In Arizona the use of cannabis by PTSD patients was authorized in 2014 after a battle with the Department of Health Services that initially claimed there was no evidence to support the inclusion. An administrative law judge disagreed and the ailment was added to the list. But the department was hardly gracious in defeat. Director Will Humble, having first claimed there was no evidence, then cited a study in the Journal of Psychoactive Drugs that showed cannabis may be helpful in palliative care of PTSD and declared “Physician certifications would be valid only for the palliative care of PTSD symptoms (not treatment).” This hair-splitting allows the health department to demand that PTSD patients receive other “conventional” treatments such as medication and/or therapies such as physical therapy or counseling. Thus a PTSD patient is forced to demonstrate ongoing “treatment” to continue receiving cannabis.
This level of Catch 22 is nothing new but some Arizona vets may have come up with an innovative way to demonstrate continuing therapy WHILE engaging in palliative cannabis care. The Arizona Legion is hosting an event at the 420 Social Club, located in Tucson, called “Buds & Brushes” on July 30, 11 a.m. – 2 p.m. (MST). The goal is simple, use art therapy to help individuals with PTSD while encouraging a feeling of acceptance and solidarity.
The organizers of Buds & Brushes are two members of The Arizona Legion, Ricardo Pereyda and Jen Christiansen who owns Arte Bella Painting, the company that is contributing the paint, brushes, canvas and other materials. Cheba Hut of Tucson, a local eatery, is providing lunch.

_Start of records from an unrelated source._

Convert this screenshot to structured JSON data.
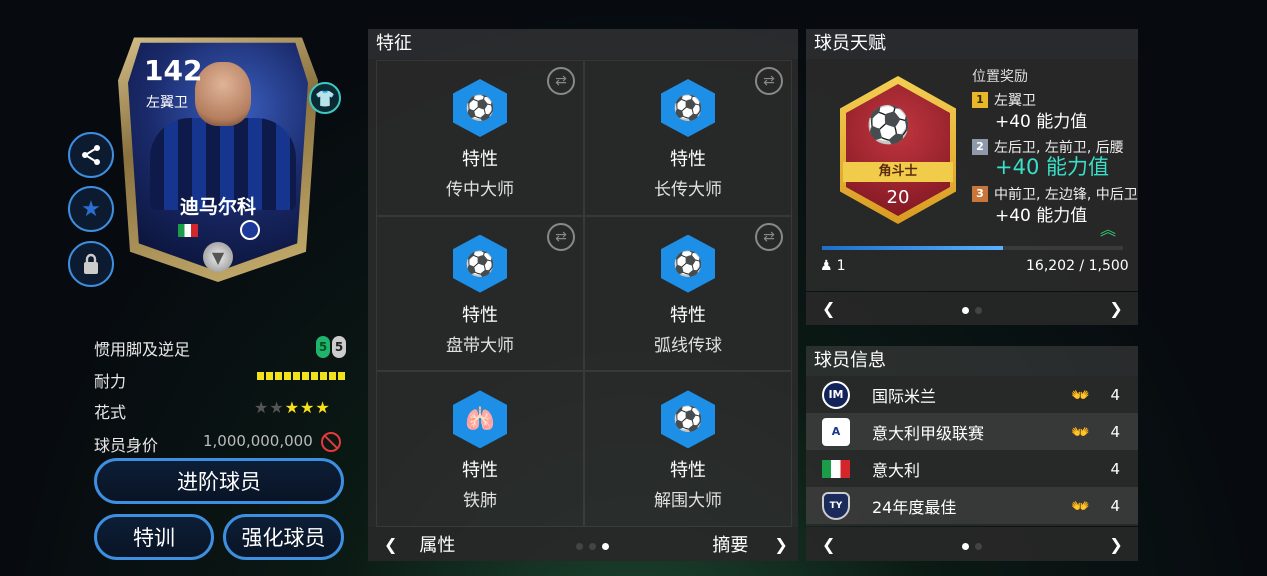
{
  "card": {
    "rating": "142",
    "position": "左翼卫",
    "name": "迪马尔科"
  },
  "attributes": {
    "foot_label": "惯用脚及逆足",
    "foot_left": "5",
    "foot_right": "5",
    "stamina_label": "耐力",
    "stamina_level": 10,
    "skill_label": "花式",
    "skill_stars": 3,
    "skill_max": 5,
    "value_label": "球员身价",
    "value": "1,000,000,000"
  },
  "buttons": {
    "promote": "进阶球员",
    "training": "特训",
    "enhance": "强化球员"
  },
  "traits": {
    "title": "特征",
    "items": [
      {
        "type": "特性",
        "name": "传中大师",
        "icon": "cross-ball-icon"
      },
      {
        "type": "特性",
        "name": "长传大师",
        "icon": "long-pass-icon"
      },
      {
        "type": "特性",
        "name": "盘带大师",
        "icon": "dribble-icon"
      },
      {
        "type": "特性",
        "name": "弧线传球",
        "icon": "curve-pass-icon"
      },
      {
        "type": "特性",
        "name": "铁肺",
        "icon": "lungs-icon"
      },
      {
        "type": "特性",
        "name": "解围大师",
        "icon": "clearance-icon"
      }
    ],
    "footer_left": "属性",
    "footer_right": "摘要"
  },
  "talent": {
    "title": "球员天赋",
    "badge_name": "角斗士",
    "badge_level": "20",
    "bonus_title": "位置奖励",
    "bonuses": [
      {
        "rank": "1",
        "positions": "左翼卫",
        "value": "+40 能力值"
      },
      {
        "rank": "2",
        "positions": "左后卫, 左前卫, 后腰",
        "value": "+40 能力值"
      },
      {
        "rank": "3",
        "positions": "中前卫, 左边锋, 中后卫",
        "value": "+40 能力值"
      }
    ],
    "count": "1",
    "progress_text": "16,202 / 1,500",
    "progress_fraction": 0.6,
    "colors": {
      "rank1": "#e8b82a",
      "rank2": "#8e9aab",
      "rank3": "#c9763a"
    }
  },
  "info": {
    "title": "球员信息",
    "rows": [
      {
        "name": "国际米兰",
        "rating": "4",
        "icon": "inter-crest-icon",
        "glove": true
      },
      {
        "name": "意大利甲级联赛",
        "rating": "4",
        "icon": "serie-a-icon",
        "glove": true
      },
      {
        "name": "意大利",
        "rating": "4",
        "icon": "italy-flag-icon",
        "glove": false
      },
      {
        "name": "24年度最佳",
        "rating": "4",
        "icon": "toty-icon",
        "glove": true
      }
    ]
  }
}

Ric Pereyda has been very active in the medical cannabis issue and is always on the lookout for innovative ways to help and educate. “Painting is a great conversation ice breaker,” he says, “and the idea is to get people sitting next to someone they’ve never met and hopefully spark a new friendship.”
But the idea goes beyond friendships. “Many PTSD patients can’t afford conventional therapies,” Pereyda explains, “So they can’t ever qualify for palliative care. We hope to have certifying officials present at the event who can evaluate and certify qualifying individuals who have been putting off getting legal.” Whether this type of documentation would be enough for the AZDHS is questionable, as Pereyda acknowledges. “A big part of this event is educating patients and the public about the obstacles that are placed between a PTSD patient and cannabis therapy. The Arizona Legion is aware of patients that could benefit from cannabis but they aren’t capable of jumping through all these hoops set up by AZDHS.”
The event is open to the public but only medical cannabis patients may partake on the premises. Sign up or contribute visit the Buds & Brushes at Arte Bella Painting here.